You would think that Marvel would be struggling to think up new ideas after the plethora of films they have released lately but you would be wrong. Their latest addition, Gunn’s Guardians of the Galaxy, rids any thoughts that Marvel might be putting less effort into their film franchise relying on their already established audience who would avidly watch anything they distribute; like a heroin addict to their next fix (myself included). The movie consists of a good plot that integrates into Marvel’s overall cinematic universe as well as opens up opportunities to expand it through other superheroes involving aliens other than Thor whom have yet to be portrayed such as Miss Marvel and Nova.

A human thief, a green assassin,  an alien, revenge-driven murderer, a gun-toting racoon and a living, walking tree, joining forces in order to prevent a genocide determined leader from destroying an entire planet may sound a little farfetched at first but its beauty relies in making the unbelievable believable. In typical Marvel style, the movie concentrates quite heavily on how the main characters interrelate with one another which, in turn, gives these characters a sense of realism; each protagonist has their own reason for being with the others but that doesn’t mean they have to get along. It is the subtle change from selfish wants to working as a team which gives Guardians of the Galaxy as well as other Marvel films (e.g. Avengers Assemble) its out of this world experience.

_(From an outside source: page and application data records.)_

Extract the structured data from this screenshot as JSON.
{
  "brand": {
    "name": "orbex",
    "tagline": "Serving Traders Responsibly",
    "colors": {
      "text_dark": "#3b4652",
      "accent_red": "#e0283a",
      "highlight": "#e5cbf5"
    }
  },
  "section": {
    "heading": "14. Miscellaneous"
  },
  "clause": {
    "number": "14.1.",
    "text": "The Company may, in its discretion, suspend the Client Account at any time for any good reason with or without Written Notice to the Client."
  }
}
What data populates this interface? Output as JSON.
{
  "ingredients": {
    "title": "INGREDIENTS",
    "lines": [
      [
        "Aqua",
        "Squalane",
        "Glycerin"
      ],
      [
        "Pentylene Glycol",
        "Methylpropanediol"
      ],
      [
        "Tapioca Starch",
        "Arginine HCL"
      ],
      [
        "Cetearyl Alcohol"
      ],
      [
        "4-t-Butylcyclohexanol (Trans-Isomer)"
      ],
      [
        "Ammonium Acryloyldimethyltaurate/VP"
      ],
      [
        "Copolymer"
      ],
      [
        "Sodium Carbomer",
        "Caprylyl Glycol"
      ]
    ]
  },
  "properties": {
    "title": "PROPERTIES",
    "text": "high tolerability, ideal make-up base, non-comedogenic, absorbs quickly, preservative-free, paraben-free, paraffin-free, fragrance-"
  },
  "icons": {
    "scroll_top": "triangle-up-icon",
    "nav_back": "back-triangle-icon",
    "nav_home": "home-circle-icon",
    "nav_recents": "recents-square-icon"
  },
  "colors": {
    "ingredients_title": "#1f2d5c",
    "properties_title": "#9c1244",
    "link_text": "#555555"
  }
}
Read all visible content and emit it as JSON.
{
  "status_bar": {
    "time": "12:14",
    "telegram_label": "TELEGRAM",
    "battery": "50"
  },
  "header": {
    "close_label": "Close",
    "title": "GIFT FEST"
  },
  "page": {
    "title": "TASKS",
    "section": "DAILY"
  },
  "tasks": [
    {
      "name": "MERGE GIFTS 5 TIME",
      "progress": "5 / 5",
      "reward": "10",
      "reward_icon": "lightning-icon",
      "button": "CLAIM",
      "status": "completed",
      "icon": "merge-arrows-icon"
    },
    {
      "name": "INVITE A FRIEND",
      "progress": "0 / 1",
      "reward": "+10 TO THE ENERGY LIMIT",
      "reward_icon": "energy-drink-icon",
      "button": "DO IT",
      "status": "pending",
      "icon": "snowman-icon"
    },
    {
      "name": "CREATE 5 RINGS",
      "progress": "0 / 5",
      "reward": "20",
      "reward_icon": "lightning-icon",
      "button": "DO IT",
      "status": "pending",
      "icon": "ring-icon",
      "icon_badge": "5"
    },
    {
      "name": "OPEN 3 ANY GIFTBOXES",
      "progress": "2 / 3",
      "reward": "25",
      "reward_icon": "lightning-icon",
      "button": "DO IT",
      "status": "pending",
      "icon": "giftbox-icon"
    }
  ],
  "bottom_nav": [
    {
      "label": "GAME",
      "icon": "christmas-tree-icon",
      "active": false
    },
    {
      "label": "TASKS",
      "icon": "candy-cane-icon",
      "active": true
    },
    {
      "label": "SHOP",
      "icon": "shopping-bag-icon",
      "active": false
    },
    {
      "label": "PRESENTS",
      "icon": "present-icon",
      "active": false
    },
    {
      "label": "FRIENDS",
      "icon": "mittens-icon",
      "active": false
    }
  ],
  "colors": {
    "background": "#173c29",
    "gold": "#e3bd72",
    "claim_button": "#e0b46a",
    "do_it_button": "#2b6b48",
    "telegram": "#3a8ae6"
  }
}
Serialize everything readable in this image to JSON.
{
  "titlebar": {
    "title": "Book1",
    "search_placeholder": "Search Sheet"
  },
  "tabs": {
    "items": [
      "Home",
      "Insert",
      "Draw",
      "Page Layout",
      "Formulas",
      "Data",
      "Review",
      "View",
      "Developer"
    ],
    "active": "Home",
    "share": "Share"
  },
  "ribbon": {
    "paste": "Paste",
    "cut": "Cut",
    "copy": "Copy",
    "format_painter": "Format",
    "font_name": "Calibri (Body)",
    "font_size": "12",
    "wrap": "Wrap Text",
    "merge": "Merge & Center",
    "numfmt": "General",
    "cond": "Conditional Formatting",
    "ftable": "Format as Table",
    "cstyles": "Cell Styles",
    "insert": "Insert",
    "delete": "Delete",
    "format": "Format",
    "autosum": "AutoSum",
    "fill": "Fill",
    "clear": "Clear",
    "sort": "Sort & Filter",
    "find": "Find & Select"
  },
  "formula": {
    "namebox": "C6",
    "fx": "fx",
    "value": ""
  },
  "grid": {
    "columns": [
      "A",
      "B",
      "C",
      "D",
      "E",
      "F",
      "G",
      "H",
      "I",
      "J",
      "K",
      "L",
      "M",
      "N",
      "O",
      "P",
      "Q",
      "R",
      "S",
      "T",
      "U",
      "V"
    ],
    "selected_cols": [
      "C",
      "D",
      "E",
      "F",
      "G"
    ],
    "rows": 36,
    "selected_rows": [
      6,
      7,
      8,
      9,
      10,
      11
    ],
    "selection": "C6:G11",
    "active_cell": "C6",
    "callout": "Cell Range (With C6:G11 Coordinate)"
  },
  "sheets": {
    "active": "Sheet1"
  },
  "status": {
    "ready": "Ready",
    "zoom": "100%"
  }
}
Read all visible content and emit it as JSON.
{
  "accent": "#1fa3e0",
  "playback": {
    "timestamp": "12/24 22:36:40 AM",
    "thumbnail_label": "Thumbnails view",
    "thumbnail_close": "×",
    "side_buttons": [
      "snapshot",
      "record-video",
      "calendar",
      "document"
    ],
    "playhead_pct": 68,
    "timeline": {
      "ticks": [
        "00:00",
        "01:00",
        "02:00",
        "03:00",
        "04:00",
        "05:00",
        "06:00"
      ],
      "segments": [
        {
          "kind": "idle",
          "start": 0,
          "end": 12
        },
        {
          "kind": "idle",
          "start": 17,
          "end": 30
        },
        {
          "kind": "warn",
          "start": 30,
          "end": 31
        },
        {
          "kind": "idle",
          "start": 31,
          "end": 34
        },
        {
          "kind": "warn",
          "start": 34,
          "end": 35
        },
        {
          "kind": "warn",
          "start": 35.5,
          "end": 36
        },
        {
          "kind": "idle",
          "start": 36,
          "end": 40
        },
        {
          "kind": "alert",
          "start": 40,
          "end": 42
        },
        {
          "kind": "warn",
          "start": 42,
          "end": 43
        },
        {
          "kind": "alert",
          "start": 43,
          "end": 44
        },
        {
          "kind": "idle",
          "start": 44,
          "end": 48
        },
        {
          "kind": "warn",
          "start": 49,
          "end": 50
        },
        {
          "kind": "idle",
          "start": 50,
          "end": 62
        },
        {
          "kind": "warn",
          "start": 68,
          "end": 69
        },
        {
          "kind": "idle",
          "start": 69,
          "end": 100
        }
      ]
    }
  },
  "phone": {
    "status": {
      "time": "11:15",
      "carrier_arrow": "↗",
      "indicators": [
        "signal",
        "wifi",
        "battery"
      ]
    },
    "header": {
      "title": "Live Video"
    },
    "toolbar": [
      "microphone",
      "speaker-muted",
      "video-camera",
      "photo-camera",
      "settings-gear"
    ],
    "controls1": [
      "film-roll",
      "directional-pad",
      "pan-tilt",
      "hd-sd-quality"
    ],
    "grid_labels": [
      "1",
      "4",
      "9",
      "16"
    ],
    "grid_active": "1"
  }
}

Marvel’s summer blockbuster also breaks the mould from the rest of their franchise as it requires more from its special effects department, as not only do entire planets need to be created but also entire spaceship chase scenes and two of the main characters; Rocket the Racoon and Groot, the tree-like being. All of this makes Guardians of the Galaxy an action-packed, unique movie with a number of imaginative, spectacular and colourful views. Although some jokes are specifically suited for an adult audience they are not explicit so will give parents and teenagers something to laugh at while children remain oblivious allowing Gunn’s film to be enjoyed by people of every age.

The cast also makes this film a must-see movie with stars such as Glen Close and Karen Gillan both taking rather important roles in the movie. However, what makes the cast choice excellent is that each protagonist appears to have had the correct actor to play them. Chris Pratt’s personality fits well with Starlord’s talkative and cheeky nature whereas Bautista’s wrestling career suits perfectly for his part as the brutish Drax the Destroyer. Perhaps most talked about though is Bradley Cooper who voices Rocket the Racoon. Although only voiced, Cooper seems apt for the role; Rocket is portrayed as a frequently angry racoon with a sense of humour which matches well with Cooper’s charming yet wily trademark. Although not the best film for people to ogle over their celebrity crushes; with very few scenes of bare chested men (other than Bautista) but perhaps some (although not too overtly) sexual allure towards Saldana’s character Gamora through her skin tight clothing, the audience will be able to enjoy the film for what it is; an adventure about conflicting personalities that just so happens to take place on a number of other planets.

Through some great character development, humour, awkward dancing and a classic 80’s soundtrack; Gunn’s film Guardians of the Galaxy seems to have it all. The only question unanswered now is how will the Guardians of the Galaxy integrate into other Marvel films?

(Google Images)